Intervention dans le cadre du colloque "Philhellenism and European Identity", organisé par l'Université de Chypre et la Freie Universität de Berlin, du 12 au 19 novembre à Chypre.

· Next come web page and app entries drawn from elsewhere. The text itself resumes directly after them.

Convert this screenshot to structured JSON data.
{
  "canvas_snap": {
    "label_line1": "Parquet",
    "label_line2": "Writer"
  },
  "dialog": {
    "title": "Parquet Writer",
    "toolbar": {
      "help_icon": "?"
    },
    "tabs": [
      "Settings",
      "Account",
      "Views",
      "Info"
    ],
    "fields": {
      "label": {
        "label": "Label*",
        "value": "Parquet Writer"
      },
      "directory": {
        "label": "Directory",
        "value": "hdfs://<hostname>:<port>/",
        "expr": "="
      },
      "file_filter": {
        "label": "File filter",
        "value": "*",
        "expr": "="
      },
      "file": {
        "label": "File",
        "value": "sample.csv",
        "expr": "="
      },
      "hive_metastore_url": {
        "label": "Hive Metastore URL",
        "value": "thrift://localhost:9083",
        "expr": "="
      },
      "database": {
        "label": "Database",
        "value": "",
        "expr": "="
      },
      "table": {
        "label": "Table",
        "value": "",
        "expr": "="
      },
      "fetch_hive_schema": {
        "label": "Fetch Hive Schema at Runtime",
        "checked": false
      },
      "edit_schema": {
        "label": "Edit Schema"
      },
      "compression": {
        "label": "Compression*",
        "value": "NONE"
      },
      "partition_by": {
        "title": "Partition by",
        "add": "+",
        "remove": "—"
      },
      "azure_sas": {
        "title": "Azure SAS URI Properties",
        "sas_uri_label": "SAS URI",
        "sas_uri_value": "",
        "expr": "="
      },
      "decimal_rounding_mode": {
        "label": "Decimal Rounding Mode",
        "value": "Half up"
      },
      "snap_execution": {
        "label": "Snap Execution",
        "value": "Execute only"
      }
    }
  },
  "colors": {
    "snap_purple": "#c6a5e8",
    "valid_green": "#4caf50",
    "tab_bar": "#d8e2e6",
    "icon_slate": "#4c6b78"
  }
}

While a basic aspect of the war in the nineteenth century was materiality and physical presence, my paper will deal with absence. If participation in battles, the experience of killing and suffering violence, and the possession of things material, like spoils, arms and land, was what transformed Ottoman peasants, klepths, clerics and primates into Greek soldiers and potential citizens, what happened to those Greeks ‘who were not there’, who did not take part in all these? What did the Greek Revolution mean for the Greeks who never set foot in the soil of what was now becoming Greece? The paper will explore the impact of the revolutionary experience on the people of the Greek diasporas, arguing that it produced a new national consciousness which was constructed around absence, exile and alienation. It will do so by examining the writings of Mario Pieri (1776–1852), a Corfiote essayist and poet who was established in Florence around the years of the revolution and throughout his life. A translator of philhellenic texts into Italian and collaborator of the most arduously philhellenic journal, the ‘Antologia’, the italophone Pieri was able to follow closely the events in Greece and let himself being transformed by the revolutionary experience. His diary attests to his gradual discovery of his new national home, his slow passing from the local patria to the national patria, and to his becoming a Greek through the diasporic experience and Tuscan philhellenism.